Many local restaurants will offer takeout and delivery service, as allowed by the governor’s order. But owners said takeout and delivery are far from a panacea. “You can’t survive on takeout,” Pietrobono said.
Alfred said it’s expensive to provide takeout because you have to have a cook and manager on duty. “The juice has got to be worth the squeeze,” he said. “I want to keep my people working, but it has to be sustainable.”
Customers line up outside closed doors at &Pizza on Old Georgetown Road
in Bethesda. An employee opens the doors only to slide through their order.
Restaurants are dealing with an immediate problem: what to do with excess perishable food.
Olazzo in Bethesda and both Gringos and Mariachis locations are offering steep discounts on takeout and delivery orders to reduce their food stocks and, Pietrobono said, to “get the kitchen guys some hours.” He estimated that the value of the inventory of perishable food in his five restaurants is $15,000.

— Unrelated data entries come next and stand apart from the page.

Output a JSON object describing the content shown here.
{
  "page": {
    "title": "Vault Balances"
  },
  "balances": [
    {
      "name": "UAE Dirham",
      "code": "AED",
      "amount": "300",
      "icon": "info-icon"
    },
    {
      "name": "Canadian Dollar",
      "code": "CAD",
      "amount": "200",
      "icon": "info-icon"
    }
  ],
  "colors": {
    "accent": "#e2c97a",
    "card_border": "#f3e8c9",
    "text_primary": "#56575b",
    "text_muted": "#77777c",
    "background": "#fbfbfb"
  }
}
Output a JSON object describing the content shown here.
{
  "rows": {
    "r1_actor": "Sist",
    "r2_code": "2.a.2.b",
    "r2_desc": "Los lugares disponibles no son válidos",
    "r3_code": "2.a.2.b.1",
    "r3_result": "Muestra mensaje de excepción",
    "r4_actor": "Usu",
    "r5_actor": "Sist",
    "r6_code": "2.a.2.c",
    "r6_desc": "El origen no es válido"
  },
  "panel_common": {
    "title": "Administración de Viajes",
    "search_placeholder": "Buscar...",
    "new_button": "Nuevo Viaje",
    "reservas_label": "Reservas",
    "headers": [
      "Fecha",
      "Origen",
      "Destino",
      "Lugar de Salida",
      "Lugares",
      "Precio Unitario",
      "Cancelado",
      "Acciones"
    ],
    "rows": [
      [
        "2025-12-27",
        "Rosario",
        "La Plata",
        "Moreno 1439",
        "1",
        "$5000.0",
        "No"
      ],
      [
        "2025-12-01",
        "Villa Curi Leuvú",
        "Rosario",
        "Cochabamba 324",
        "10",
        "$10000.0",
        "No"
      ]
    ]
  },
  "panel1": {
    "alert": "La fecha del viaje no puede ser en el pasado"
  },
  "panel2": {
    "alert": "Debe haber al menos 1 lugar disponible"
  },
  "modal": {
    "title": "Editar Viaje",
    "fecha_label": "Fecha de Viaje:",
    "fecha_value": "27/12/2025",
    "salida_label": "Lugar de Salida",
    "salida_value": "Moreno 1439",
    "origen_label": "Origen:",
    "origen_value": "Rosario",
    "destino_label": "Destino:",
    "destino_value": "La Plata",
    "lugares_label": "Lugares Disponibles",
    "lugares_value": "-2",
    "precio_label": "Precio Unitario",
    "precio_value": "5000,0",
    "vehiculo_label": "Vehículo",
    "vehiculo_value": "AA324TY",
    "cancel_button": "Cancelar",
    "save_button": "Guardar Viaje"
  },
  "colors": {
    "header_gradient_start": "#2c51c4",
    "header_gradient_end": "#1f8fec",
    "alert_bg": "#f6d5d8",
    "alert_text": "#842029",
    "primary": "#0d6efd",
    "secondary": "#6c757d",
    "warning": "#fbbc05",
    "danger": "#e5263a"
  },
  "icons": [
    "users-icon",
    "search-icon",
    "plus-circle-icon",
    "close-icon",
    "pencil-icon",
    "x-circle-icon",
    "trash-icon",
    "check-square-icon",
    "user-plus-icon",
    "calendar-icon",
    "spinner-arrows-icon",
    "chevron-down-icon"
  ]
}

Two food rescue operations in Montgomery County — Community Food Rescue and Nourish Now — said they are hearing from many restaurants, as well as caterers and venues where food is served, such as casinos and bowling alleys.
“We’re getting a lot of phone calls — about six a day starting Saturday,” said Brett Meyers, executive director of Nourish Now. “We are just constantly picking up and expanding on our vehicles to pick up food. It’s getting pretty intense.”
Dunkin’ on Cordell Avenue posted that it removed its indoor/outdoor
seating to comply with current regulations. Customers can still
place an order at the counter for pickup or on their mobile app.
For restaurant owners, not knowing when they will be able to re-open is the hardest part. “I think the scariest thing is the uncertainty,” Alfred said.
“I think this is going to hurt a lot of people,” Pietrobono said. “It’s a stressful business under the best of circumstances. Some people might rethink their career paths.”
Added Meltzer: “When this is over, I think there will be less restaurants. My heart is breaking for everyone right now.”